[Records contained in a dataset]
.....

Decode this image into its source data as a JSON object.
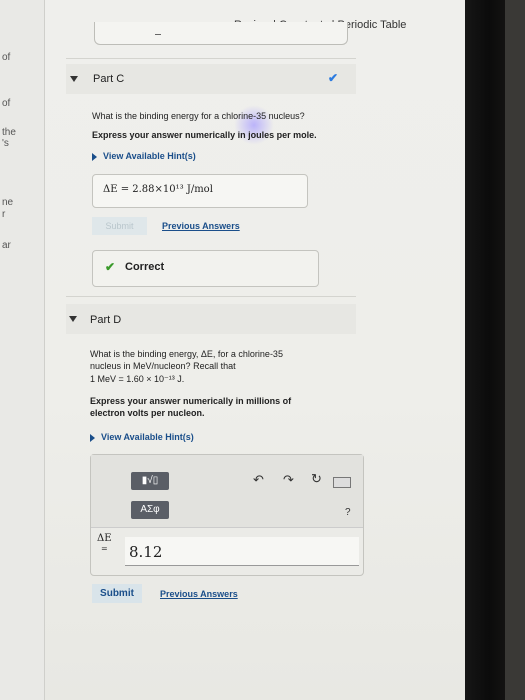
{
  "header": {
    "links": "Review | Constants | Periodic Table"
  },
  "left_fragments": [
    "of",
    "of",
    "the",
    "'s",
    "ne",
    "r",
    "ar"
  ],
  "part_c": {
    "label": "Part C",
    "question": "What is the binding energy for a chlorine-35 nucleus?",
    "instruction": "Express your answer numerically in joules per mole.",
    "hint_link": "View Available Hint(s)",
    "answer": "ΔE = 2.88×10¹³ J/mol",
    "submit_label": "Submit",
    "previous_answers": "Previous Answers",
    "feedback": "Correct"
  },
  "part_d": {
    "label": "Part D",
    "question_line1": "What is the binding energy, ΔE, for a chlorine-35",
    "question_line2": "nucleus in MeV/nucleon? Recall that",
    "question_line3": "1 MeV = 1.60 × 10⁻¹³ J.",
    "instruction_line1": "Express your answer numerically in millions of",
    "instruction_line2": "electron volts per nucleon.",
    "hint_link": "View Available Hint(s)",
    "toolbar_templates": "▮√▯",
    "toolbar_greek": "ΑΣφ",
    "input_label": "ΔE",
    "input_eq": "=",
    "input_value": "8.12",
    "help": "?",
    "submit_label": "Submit",
    "previous_answers": "Previous Answers"
  }
}
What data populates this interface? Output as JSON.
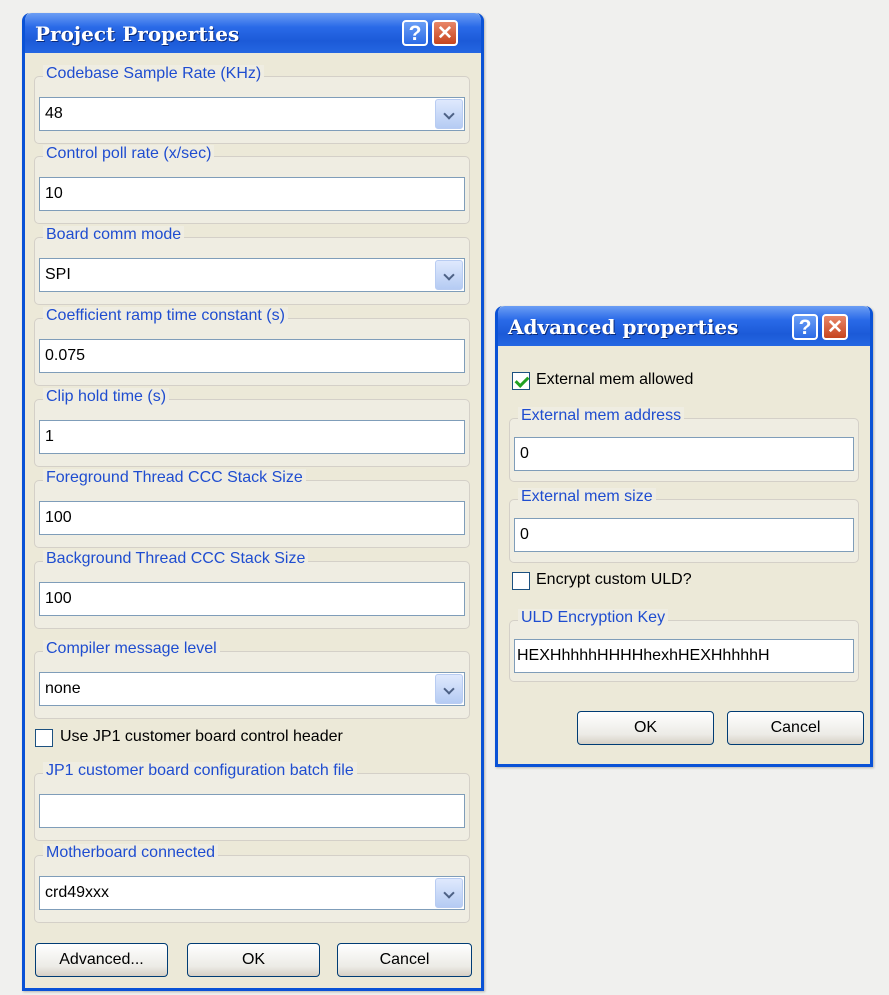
{
  "project_dialog": {
    "title": "Project Properties",
    "help_glyph": "?",
    "close_glyph": "✕",
    "sample_rate": {
      "label": "Codebase Sample Rate (KHz)",
      "value": "48"
    },
    "poll_rate": {
      "label": "Control poll rate (x/sec)",
      "value": "10"
    },
    "comm_mode": {
      "label": "Board comm mode",
      "value": "SPI"
    },
    "ramp_time": {
      "label": "Coefficient ramp time constant (s)",
      "value": "0.075"
    },
    "clip_hold": {
      "label": "Clip hold time (s)",
      "value": "1"
    },
    "fg_stack": {
      "label": "Foreground Thread CCC Stack Size",
      "value": "100"
    },
    "bg_stack": {
      "label": "Background Thread CCC Stack Size",
      "value": "100"
    },
    "msg_level": {
      "label": "Compiler message level",
      "value": "none"
    },
    "jp1_header": {
      "label": "Use JP1 customer board control header",
      "checked": false
    },
    "jp1_batch": {
      "label": "JP1 customer board configuration batch file",
      "value": ""
    },
    "motherboard": {
      "label": "Motherboard connected",
      "value": "crd49xxx"
    },
    "buttons": {
      "advanced": "Advanced...",
      "ok": "OK",
      "cancel": "Cancel"
    }
  },
  "advanced_dialog": {
    "title": "Advanced properties",
    "help_glyph": "?",
    "close_glyph": "✕",
    "ext_mem_allowed": {
      "label": "External mem allowed",
      "checked": true
    },
    "ext_mem_address": {
      "label": "External mem address",
      "value": "0"
    },
    "ext_mem_size": {
      "label": "External mem size",
      "value": "0"
    },
    "encrypt_uld": {
      "label": "Encrypt custom ULD?",
      "checked": false
    },
    "uld_key": {
      "label": "ULD Encryption Key",
      "value": "HEXHhhhhHHHHhexhHEXHhhhhH"
    },
    "buttons": {
      "ok": "OK",
      "cancel": "Cancel"
    }
  },
  "colors": {
    "titlebar": "#2a6ae8",
    "window_border": "#0a52d6",
    "dialog_bg": "#ece9d8",
    "group_label": "#1f4dd0",
    "close_button": "#c6451f",
    "check_mark": "#21a121"
  }
}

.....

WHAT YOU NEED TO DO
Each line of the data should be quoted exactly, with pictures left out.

TASK ANSWER
Decode this image into its source data as a JSON object.
{
  "header": {
    "links": "Review | Constants | Periodic Table"
  },
  "left_fragments": [
    "of",
    "of",
    "the",
    "'s",
    "ne",
    "r",
    "ar"
  ],
  "part_c": {
    "label": "Part C",
    "question": "What is the binding energy for a chlorine-35 nucleus?",
    "instruction": "Express your answer numerically in joules per mole.",
    "hint_link": "View Available Hint(s)",
    "answer": "ΔE = 2.88×10¹³ J/mol",
    "submit_label": "Submit",
    "previous_answers": "Previous Answers",
    "feedback": "Correct"
  },
  "part_d": {
    "label": "Part D",
    "question_line1": "What is the binding energy, ΔE, for a chlorine-35",
    "question_line2": "nucleus in MeV/nucleon? Recall that",
    "question_line3": "1 MeV = 1.60 × 10⁻¹³ J.",
    "instruction_line1": "Express your answer numerically in millions of",
    "instruction_line2": "electron volts per nucleon.",
    "hint_link": "View Available Hint(s)",
    "toolbar_templates": "▮√▯",
    "toolbar_greek": "ΑΣφ",
    "input_label": "ΔE",
    "input_eq": "=",
    "input_value": "8.12",
    "help": "?",
    "submit_label": "Submit",
    "previous_answers": "Previous Answers"
  }
}
What data populates this interface? Output as JSON.
{
  "project_dialog": {
    "title": "Project Properties",
    "help_glyph": "?",
    "close_glyph": "✕",
    "sample_rate": {
      "label": "Codebase Sample Rate (KHz)",
      "value": "48"
    },
    "poll_rate": {
      "label": "Control poll rate (x/sec)",
      "value": "10"
    },
    "comm_mode": {
      "label": "Board comm mode",
      "value": "SPI"
    },
    "ramp_time": {
      "label": "Coefficient ramp time constant (s)",
      "value": "0.075"
    },
    "clip_hold": {
      "label": "Clip hold time (s)",
      "value": "1"
    },
    "fg_stack": {
      "label": "Foreground Thread CCC Stack Size",
      "value": "100"
    },
    "bg_stack": {
      "label": "Background Thread CCC Stack Size",
      "value": "100"
    },
    "msg_level": {
      "label": "Compiler message level",
      "value": "none"
    },
    "jp1_header": {
      "label": "Use JP1 customer board control header",
      "checked": false
    },
    "jp1_batch": {
      "label": "JP1 customer board configuration batch file",
      "value": ""
    },
    "motherboard": {
      "label": "Motherboard connected",
      "value": "crd49xxx"
    },
    "buttons": {
      "advanced": "Advanced...",
      "ok": "OK",
      "cancel": "Cancel"
    }
  },
  "advanced_dialog": {
    "title": "Advanced properties",
    "help_glyph": "?",
    "close_glyph": "✕",
    "ext_mem_allowed": {
      "label": "External mem allowed",
      "checked": true
    },
    "ext_mem_address": {
      "label": "External mem address",
      "value": "0"
    },
    "ext_mem_size": {
      "label": "External mem size",
      "value": "0"
    },
    "encrypt_uld": {
      "label": "Encrypt custom ULD?",
      "checked": false
    },
    "uld_key": {
      "label": "ULD Encryption Key",
      "value": "HEXHhhhhHHHHhexhHEXHhhhhH"
    },
    "buttons": {
      "ok": "OK",
      "cancel": "Cancel"
    }
  },
  "colors": {
    "titlebar": "#2a6ae8",
    "window_border": "#0a52d6",
    "dialog_bg": "#ece9d8",
    "group_label": "#1f4dd0",
    "close_button": "#c6451f",
    "check_mark": "#21a121"
  }
}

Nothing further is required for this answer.